What I really like about this shot is that you get to see all of your guests in a full length shot rather than just their heads, the whole venue (thinking about where to do it for the most impressive view is a good idea) and the final image you receive is incredibly high resolution (it’s often about 20 or so images stitched together) meaning if you like, you can print out a large panorama of it and you will be able to see everyone clearly.
Allow Enough Time
Make sure to allow enough time to get all the formal photos done (baring in mind the 5 minute per photo rule of thumb!) and to give your photographer time for the couples shoot if you are doing one. Again, these aren’t compulsory but most photographers offer this as this is when you often get the real feature shots of the two of you on your wedding day (it also gives you a bit of time to yourselves in what is otherwise often a pretty non-stop day!).
The more time you can give your photographer the more they will have the freedom to be creative. I often plan a couple of shots in advance, whilst doing my ‘reccy’ of the venue – so that there are definitely some great shots in the bag and then experiment with other shots in the remaining time.
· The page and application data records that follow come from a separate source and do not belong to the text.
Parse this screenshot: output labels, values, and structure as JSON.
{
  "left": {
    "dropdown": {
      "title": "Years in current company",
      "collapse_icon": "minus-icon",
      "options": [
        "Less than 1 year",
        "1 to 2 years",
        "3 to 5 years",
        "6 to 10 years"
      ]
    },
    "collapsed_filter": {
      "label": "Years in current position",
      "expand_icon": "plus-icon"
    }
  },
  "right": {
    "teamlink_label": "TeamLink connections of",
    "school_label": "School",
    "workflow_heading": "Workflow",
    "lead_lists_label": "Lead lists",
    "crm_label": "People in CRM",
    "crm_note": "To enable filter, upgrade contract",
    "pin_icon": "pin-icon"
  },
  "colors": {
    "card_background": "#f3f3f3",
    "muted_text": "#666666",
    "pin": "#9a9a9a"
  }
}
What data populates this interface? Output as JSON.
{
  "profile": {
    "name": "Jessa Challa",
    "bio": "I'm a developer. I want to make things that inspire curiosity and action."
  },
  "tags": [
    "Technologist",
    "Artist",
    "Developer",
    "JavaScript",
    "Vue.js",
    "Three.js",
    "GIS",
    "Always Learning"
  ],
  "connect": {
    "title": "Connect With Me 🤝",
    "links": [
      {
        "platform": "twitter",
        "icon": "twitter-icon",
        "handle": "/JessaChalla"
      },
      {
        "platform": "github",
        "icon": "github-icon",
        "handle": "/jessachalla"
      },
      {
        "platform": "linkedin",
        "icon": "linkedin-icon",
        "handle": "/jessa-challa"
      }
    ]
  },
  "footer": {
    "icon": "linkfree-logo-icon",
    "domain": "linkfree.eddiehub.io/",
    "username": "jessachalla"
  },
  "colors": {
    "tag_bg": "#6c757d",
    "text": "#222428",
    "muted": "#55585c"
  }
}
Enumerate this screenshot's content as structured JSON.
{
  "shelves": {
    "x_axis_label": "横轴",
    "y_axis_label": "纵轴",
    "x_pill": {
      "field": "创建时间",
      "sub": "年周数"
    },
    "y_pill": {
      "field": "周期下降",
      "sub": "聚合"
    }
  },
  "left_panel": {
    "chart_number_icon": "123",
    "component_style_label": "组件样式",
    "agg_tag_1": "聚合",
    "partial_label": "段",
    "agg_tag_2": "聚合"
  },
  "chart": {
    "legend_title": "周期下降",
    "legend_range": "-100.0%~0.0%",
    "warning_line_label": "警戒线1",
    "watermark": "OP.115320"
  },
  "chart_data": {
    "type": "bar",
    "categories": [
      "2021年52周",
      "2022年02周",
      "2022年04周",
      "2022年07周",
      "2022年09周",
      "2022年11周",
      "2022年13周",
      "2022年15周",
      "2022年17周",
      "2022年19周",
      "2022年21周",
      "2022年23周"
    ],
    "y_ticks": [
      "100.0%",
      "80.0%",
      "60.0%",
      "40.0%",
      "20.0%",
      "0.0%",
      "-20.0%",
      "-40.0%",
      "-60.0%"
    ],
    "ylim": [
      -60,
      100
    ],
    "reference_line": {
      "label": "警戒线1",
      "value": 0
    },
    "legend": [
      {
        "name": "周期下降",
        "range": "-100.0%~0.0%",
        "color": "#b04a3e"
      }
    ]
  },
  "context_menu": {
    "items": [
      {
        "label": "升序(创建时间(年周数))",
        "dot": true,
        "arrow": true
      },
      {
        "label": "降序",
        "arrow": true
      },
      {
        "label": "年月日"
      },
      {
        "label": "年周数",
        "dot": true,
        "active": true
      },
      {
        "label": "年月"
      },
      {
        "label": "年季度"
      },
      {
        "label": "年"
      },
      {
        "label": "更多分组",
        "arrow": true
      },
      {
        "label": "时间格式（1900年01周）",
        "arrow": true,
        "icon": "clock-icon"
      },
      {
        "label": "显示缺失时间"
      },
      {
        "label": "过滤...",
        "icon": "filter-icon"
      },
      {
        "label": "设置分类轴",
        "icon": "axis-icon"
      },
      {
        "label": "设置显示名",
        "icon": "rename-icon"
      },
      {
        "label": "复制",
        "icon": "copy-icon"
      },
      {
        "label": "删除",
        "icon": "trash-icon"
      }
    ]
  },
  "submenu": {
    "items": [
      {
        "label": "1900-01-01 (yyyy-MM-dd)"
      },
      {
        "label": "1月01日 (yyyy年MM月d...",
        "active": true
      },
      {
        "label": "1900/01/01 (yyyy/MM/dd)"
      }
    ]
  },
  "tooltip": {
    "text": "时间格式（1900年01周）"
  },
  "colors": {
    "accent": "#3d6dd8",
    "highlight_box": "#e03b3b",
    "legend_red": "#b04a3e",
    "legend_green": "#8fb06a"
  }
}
This time is when you can get the really arty, individual photos so the more time you can give them, the better.
I would suggest you allow a minimum of an hour and a half between your ceremony and your meal (or next planned activity for the whole group). This is enough time to get the formal group shots and the couples shoot done but you won’t have much time for mingling with your guests and eating the lovely canapés, so again, if you can all a little more time, do!
Golden Hour Shots
Your photographer may well suggest you come outside for a couple of photos in the hour before sunset (this is called the golden hour) as this is when the light is at it’s best. It is of course weather dependant, but if it goes your way you can get some really great stuff. If you are pushed for time on the day you may be able to cut the couples shoot off a little early in favour of doing it at golden hour.
Wedding formals are not for everyone, but if you do choose to do them the last thing they should do is detract from your wedding day itself! Letting your photographer know what is important to you and working with them from the start to fit that into your day will not only stop any stress or upset on the day but will also produce the best photos.
THIS IS A GUEST FEATURE WRITTEN BY // Love In Focus
“Sandy is a Bristol based wedding photographer covering the South West and beyond. He has a relaxed documentary reportage style with bright, colourful and natural flair. ”